  37. 0

    I have many feelings about this article/these comments.
    I don’t particularly discuss sex with anyone so, no direct experience feelings. But I vote with the people who say that sex should be personally defined w/r/t other humans’ rights to self-define as well. Kind of like politics: to each zir own.
    About wanting people to accept/use your self-identified label, I think most of my friends view me as a lesbian to which I don’t fully identify. But I think a good approach might be buying a label maker and wearing your identifying word/s on your chest for a week or two. Everytime they see you they’ll have to read it and it’ll seem so obsurd that the association of said word/label/term will be very strong.
    I like the word queer, I’d rather take it up than lesbian. But I do like obscure words. For example: my favorite phrase this week “licentious osculation” (a sexually uninhibited kiss or touch). For me queer works as a gender&orientation descriptive. Because even though I have a female body, I don’t feel like I am a female in my brain and of my self. But I don’t feel like I want to be/need to be/am male although I sometimes would prefer to have that body or at least be viewed that way and wear “men’s” clothes. Mostly, I spend time wishing I was intersex or something completely different that wasn’t male or female or intersex.
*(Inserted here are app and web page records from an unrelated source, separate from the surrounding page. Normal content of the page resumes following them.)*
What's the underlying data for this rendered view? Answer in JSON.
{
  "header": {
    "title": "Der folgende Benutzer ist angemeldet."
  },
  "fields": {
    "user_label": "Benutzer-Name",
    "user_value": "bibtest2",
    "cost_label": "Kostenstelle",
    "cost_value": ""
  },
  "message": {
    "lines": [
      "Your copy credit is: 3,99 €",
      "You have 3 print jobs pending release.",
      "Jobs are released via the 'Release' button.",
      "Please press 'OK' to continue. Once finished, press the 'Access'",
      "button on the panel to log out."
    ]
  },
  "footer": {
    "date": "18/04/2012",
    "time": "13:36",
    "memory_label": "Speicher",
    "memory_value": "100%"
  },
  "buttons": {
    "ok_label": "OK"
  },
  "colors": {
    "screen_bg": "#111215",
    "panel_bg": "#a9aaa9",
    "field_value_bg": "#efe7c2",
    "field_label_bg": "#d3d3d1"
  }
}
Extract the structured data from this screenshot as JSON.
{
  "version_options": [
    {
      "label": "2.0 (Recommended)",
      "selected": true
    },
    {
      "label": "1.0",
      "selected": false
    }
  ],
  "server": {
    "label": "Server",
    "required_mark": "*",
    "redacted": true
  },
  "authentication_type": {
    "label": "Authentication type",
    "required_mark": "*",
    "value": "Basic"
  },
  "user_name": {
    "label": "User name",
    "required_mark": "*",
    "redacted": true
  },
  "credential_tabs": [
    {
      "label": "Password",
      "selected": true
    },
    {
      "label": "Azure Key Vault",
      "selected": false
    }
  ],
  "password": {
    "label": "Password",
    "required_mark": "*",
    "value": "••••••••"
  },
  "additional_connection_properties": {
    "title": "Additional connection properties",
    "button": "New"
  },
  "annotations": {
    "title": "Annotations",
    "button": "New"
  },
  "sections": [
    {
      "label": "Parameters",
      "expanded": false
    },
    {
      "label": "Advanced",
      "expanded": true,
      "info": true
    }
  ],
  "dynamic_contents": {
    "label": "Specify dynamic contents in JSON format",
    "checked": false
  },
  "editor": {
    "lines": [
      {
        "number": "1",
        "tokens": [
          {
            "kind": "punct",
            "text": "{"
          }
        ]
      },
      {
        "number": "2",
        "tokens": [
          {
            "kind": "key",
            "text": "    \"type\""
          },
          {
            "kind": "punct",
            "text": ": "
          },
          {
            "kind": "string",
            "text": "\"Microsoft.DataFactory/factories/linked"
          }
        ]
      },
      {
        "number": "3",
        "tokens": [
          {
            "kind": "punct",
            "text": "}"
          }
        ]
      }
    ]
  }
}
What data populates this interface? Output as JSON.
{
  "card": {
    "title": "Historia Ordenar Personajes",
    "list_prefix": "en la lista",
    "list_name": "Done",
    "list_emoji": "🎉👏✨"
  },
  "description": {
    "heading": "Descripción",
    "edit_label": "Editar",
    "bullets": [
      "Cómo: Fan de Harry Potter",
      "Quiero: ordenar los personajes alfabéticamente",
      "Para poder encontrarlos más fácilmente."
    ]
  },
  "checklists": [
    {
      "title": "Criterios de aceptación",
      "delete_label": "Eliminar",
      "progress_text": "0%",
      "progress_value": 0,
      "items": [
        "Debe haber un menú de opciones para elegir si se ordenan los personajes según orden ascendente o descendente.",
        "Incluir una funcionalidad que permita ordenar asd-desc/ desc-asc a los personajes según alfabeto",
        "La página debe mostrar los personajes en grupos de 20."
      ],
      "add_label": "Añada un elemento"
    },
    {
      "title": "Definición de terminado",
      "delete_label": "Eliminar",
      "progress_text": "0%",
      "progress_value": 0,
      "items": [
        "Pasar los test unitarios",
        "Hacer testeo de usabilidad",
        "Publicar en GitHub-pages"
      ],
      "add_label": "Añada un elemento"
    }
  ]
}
Not in a Na’vi/alien species way, more of a block of clay/shapeshifter/snowflake type of fashion.
    If anyone relates or comprehends my POV or wants to ask a question I’d welcome the feedback.

  38. 0

    Is it just me, or does anyone else prefer to be called Gay or Lesbian over Queer? I dont have a problem with being called it or calling other people that(If they so identify) But it doesnt really fit my sense of identiy. Does not wanting to be called that make me a bad Lesbian?

    • 0

      What I neglected to put in my first comment what that I’m not “100% lesbian”, some would say i’m technacly Bisexual(or just enough to count). By that I mean mabye 90-95% Lesbian. a definant 5 on the 0-6 Scale. To me I am totally attracted to women in every way. However, once in a while some men’s faces can be attractive to me. But that’s it. I have ZERO desire to be with a man in any other way than a platonic friend. I don’t even like kissing them on their (facial) cheek. And I definantly do not find any other part of their anatomy attractive, just the face (for some unexplainable reason).

  39. 0

    I’ve had a similar discussion with a friend about sex; how she believed that sex is only male+female+penetration. – And “that was all”, according to her.

    To me sex is so much more and quite honestly I feel like she’s the one limiting herself, not me. It didn’t offend me, only because she has her beliefs and I have mine. Isn’t it always like that? Whether we talk about sex, religion, politics, whatever, we all have our very own individual opinion. Is it worth it getting worked up everytime you meet someone who thinks that you’re wrong and they’re right? No. You do, of course, need to stand up for yourself,but if you fight back everytime someone tries to knock you down you’ll get tired and you won’t see the point anymore.

    Enjoy your queer life and let your friend enjoy her straight life.

Contribute to the conversation...

Yay! You've decided to leave a comment. That's fantastic. Please keep in mind that comments are moderated by the guidelines laid out in our comment policy. Let's have a personal and meaningful conversation and thanks for stopping by!